_Given information_.
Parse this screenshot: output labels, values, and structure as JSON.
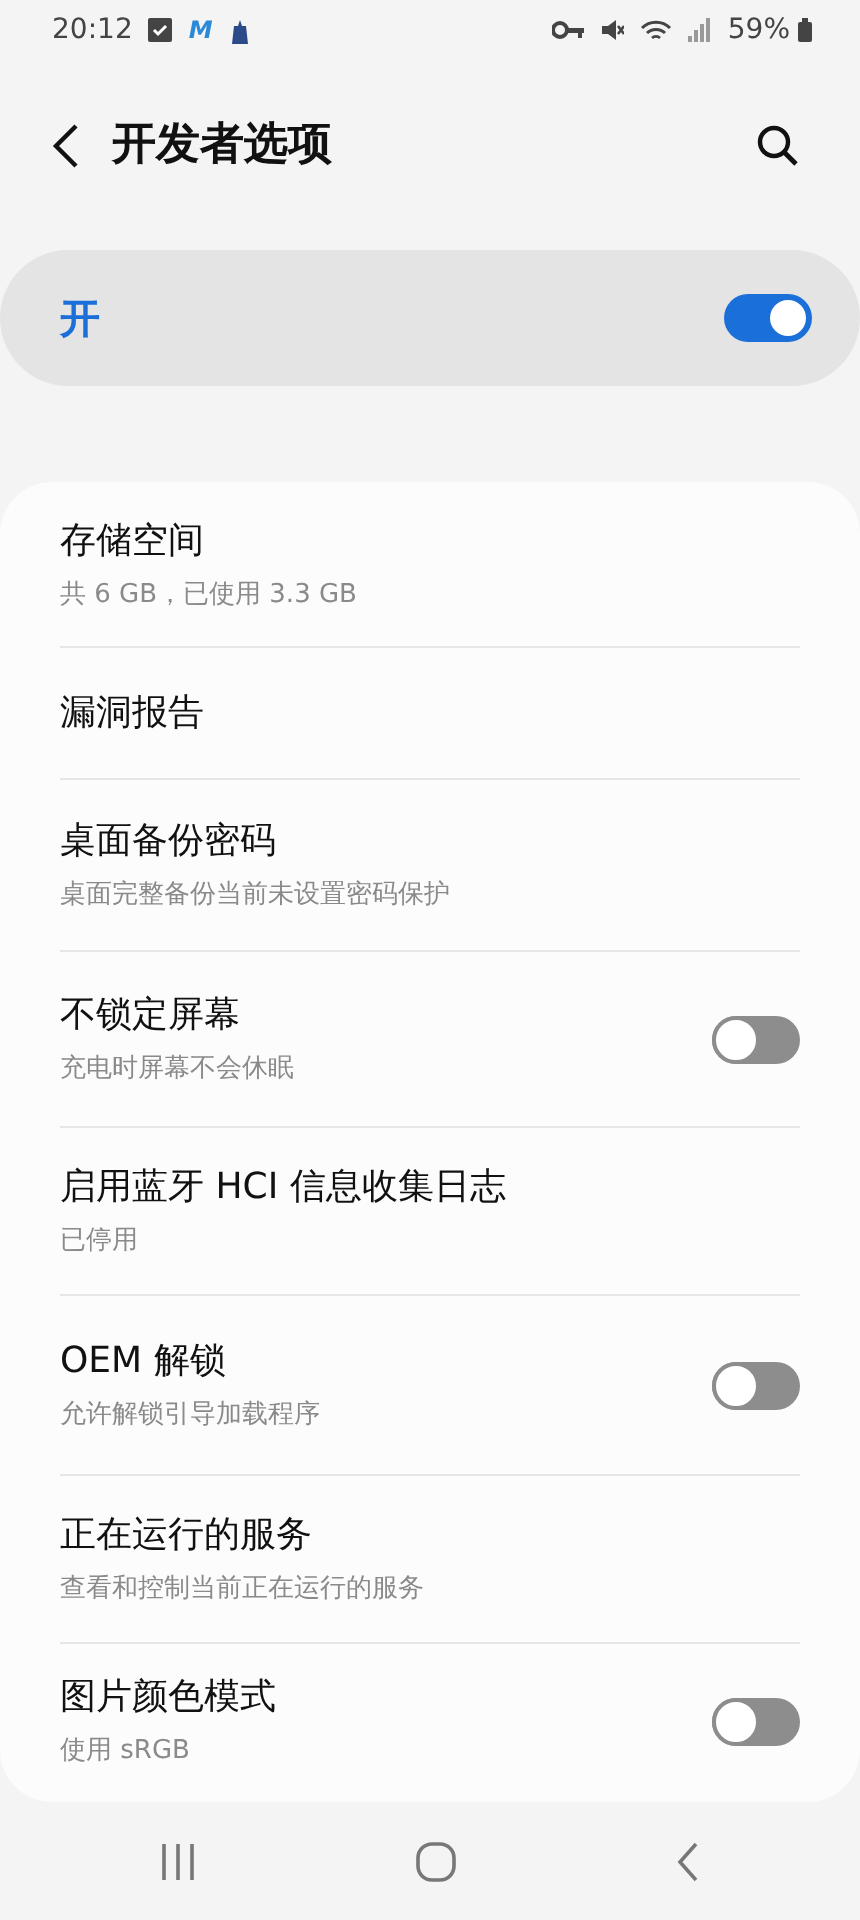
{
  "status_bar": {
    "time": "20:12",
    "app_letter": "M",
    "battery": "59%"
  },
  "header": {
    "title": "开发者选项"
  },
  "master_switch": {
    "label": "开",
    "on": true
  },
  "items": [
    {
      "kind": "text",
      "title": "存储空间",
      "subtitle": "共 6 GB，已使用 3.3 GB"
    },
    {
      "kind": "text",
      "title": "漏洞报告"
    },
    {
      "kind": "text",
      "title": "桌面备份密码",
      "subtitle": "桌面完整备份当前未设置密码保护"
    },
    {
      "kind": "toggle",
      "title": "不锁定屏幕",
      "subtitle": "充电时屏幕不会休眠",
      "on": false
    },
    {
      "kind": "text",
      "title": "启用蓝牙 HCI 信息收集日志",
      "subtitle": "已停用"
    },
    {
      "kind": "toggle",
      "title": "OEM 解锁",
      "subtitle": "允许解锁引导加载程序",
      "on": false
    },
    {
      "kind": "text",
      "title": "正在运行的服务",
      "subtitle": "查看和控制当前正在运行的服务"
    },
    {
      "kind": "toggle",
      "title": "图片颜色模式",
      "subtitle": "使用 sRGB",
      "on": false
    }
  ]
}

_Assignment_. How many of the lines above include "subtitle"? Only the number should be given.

_Task result_. 7